On January 18, 1968, Eartha Kitt, the celebrated actress and singer known for playing Catwoman on the 1960s Batman television series and her sultry holiday hit “Santa Baby,” causes a stir during a White House luncheon when she confronts Lady Bird Johnson about the Vietnam War. “You send the best of this country off to be shot and […]

January 23

USS Pueblo captured

On January 23, 1968, the USS Pueblo, a Navy intelligence vessel, is engaged in a routine surveillance of the North Korean coast when it is intercepted by North Korean patrol boats. According to U.S. reports, the Pueblo was in international waters almost 16 miles from shore, but the North Koreans turned their guns on the […]

January 30

Tet Offensive shakes Cold War confidence

In coordinated attacks all across South Vietnam, communist forces launch their largest offensive of the Vietnam War against South Vietnamese and U.S. troops. Dozens of cities, towns, and military bases—including the U.S. embassy in Saigon—were attacked. The massive offensive was not a military success for the communists, but its size and intensity shook the confidence […]

February 15

Henry Lewis named first Black conductor of a major U.S. orchestra

In 1968, 36-year-old Henry Lewis makes history when he is chosen, over more than 150 other candidates, as the first Black conductor of a major U.S. orchestra: the New Jersey Symphony. It marks just one highlight in a barrier-breaking career that prompted The New York Times to liken him to Jackie Robinson of classical music.  […]

February 24

South Vietnamese recapture Hue, ending key phase of the Tet Offensive

On February 24, 1968, a major phase of the Tet Offensive ends as U.S. and South Vietnamese troops recapture the ancient capital of Hue from communist forces. Although scattered fighting continued across South Vietnam for another week, the battle for Hue was the last major engagement of the offensive, which saw communist attacks on all […]

March 1

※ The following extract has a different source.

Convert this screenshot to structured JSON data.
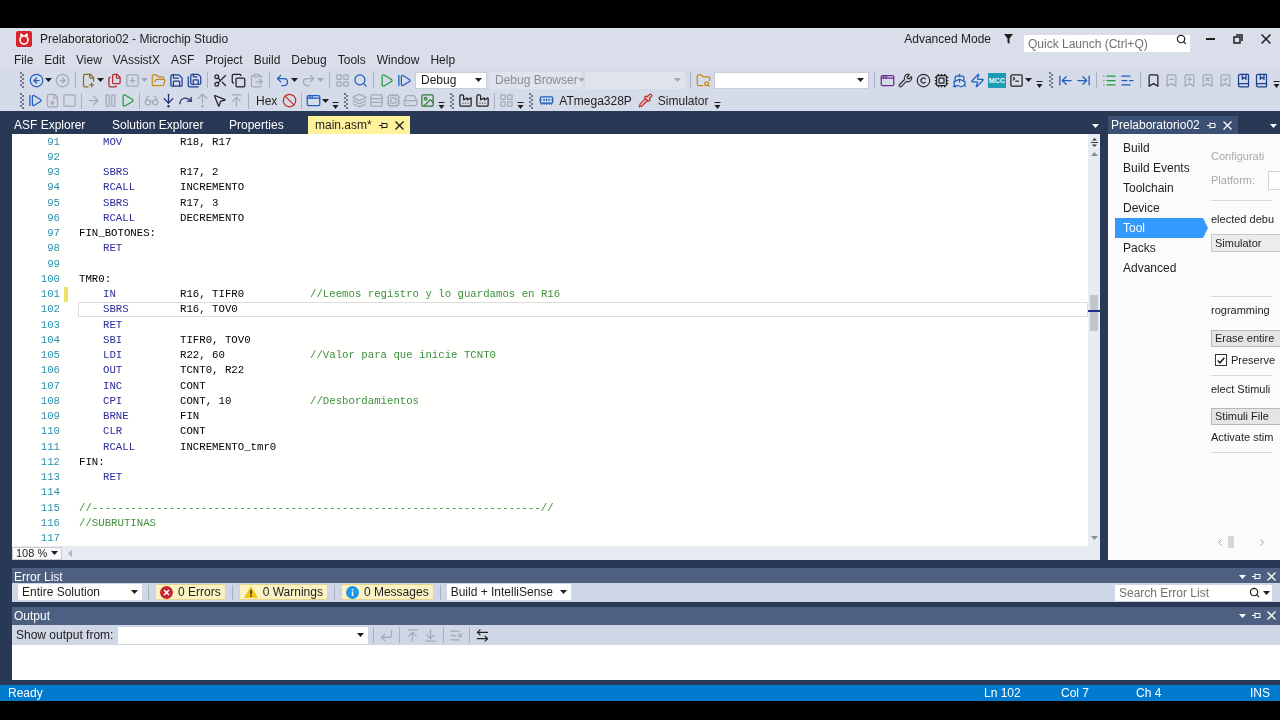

Thousands of Chicano students stage school walkouts in East L.A.

Thousands of Mexican American students walk out of schools in East Los Angeles to protest unequal conditions. Their action amplifies a growing movement for Chicano civil rights. When some 22,000 students across seven schools in East L.A walked out of their classrooms over the first week of March, 1968, they sought to spotlight discrimination and […]